▶ DIRECTIONS FOR THIS TASK
Below are records; count how many of their lines contain the word "vita" and give the number alone.

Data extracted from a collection
━━━━━━━━━━━━━━━━━━━━━━━━━━━━━━

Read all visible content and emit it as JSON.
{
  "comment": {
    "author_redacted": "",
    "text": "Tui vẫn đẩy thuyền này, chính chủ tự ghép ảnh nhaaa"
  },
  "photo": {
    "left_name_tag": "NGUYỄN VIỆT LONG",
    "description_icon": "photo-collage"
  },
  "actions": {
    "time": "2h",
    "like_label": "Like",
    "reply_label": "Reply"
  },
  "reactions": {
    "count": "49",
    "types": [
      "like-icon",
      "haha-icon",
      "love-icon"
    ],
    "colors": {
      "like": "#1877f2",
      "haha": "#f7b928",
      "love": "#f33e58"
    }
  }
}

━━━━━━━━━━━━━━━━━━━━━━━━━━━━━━

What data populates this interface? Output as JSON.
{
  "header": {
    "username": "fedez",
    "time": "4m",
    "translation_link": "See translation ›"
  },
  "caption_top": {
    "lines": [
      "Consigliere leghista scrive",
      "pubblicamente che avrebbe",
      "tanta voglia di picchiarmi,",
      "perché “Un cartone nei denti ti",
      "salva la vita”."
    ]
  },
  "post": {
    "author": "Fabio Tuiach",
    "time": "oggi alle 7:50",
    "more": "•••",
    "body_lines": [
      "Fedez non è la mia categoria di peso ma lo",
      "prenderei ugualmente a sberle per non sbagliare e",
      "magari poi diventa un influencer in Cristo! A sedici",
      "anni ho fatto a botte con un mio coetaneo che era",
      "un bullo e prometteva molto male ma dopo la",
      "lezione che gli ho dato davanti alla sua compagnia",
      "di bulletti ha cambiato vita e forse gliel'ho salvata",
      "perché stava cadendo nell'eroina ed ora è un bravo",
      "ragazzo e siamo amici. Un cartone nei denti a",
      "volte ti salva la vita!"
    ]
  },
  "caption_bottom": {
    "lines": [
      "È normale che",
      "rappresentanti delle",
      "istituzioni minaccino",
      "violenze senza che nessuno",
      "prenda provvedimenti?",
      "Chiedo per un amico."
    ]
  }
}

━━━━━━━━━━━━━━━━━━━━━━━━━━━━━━

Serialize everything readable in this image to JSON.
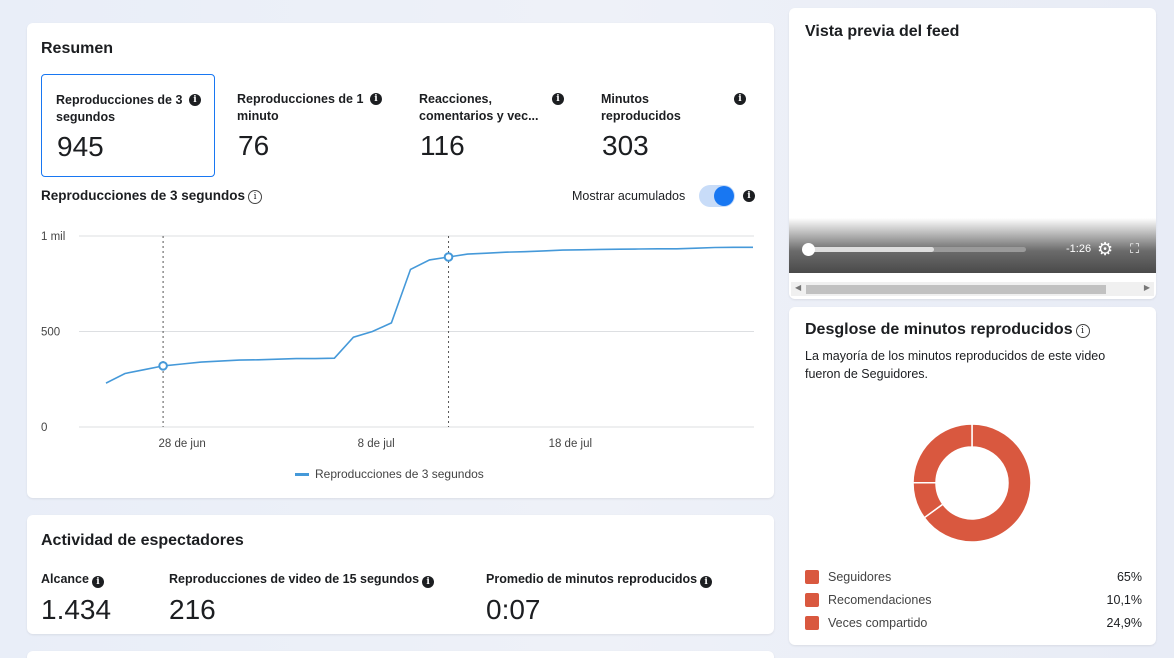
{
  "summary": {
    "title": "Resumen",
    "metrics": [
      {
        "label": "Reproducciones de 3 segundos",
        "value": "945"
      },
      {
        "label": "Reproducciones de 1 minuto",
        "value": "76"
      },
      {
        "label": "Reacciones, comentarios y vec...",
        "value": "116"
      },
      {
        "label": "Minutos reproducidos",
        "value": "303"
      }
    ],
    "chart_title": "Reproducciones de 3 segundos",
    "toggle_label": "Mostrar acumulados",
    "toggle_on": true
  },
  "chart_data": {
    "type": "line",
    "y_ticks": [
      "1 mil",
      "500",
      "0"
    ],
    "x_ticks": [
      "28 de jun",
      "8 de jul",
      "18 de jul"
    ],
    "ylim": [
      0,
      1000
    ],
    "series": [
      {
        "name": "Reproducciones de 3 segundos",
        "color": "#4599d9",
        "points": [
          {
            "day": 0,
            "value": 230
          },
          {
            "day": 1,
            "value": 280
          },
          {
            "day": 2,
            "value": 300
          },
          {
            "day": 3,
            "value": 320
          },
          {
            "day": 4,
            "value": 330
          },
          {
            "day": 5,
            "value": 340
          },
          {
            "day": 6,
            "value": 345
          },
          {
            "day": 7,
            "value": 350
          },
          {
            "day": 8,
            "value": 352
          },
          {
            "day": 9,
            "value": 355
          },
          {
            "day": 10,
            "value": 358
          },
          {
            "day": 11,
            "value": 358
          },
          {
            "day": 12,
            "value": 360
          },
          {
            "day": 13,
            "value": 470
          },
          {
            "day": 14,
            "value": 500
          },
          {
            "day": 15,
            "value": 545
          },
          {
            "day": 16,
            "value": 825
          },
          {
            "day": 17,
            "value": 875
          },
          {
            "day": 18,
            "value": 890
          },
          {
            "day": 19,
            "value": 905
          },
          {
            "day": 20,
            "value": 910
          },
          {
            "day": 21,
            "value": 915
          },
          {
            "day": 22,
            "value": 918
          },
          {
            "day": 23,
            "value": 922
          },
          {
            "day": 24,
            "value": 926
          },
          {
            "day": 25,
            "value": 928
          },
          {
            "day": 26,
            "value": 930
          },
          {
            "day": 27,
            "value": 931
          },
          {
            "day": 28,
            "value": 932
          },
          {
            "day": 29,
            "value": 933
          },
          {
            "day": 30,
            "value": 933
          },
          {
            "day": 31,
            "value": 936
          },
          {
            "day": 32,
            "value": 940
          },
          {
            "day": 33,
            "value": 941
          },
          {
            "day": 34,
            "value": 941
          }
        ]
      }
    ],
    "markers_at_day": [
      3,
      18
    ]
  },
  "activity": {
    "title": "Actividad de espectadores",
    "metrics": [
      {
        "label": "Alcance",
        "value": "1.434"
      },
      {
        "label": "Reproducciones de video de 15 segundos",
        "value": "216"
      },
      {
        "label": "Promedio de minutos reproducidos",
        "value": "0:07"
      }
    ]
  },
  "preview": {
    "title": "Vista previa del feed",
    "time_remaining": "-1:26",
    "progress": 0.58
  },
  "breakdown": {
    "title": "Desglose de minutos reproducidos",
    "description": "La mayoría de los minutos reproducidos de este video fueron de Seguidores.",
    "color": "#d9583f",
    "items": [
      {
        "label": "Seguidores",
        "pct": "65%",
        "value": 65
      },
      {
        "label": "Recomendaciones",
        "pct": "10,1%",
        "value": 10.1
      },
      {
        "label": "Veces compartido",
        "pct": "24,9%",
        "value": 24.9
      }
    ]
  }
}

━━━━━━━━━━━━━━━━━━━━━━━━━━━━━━

▶ YOUR RESPONSE
3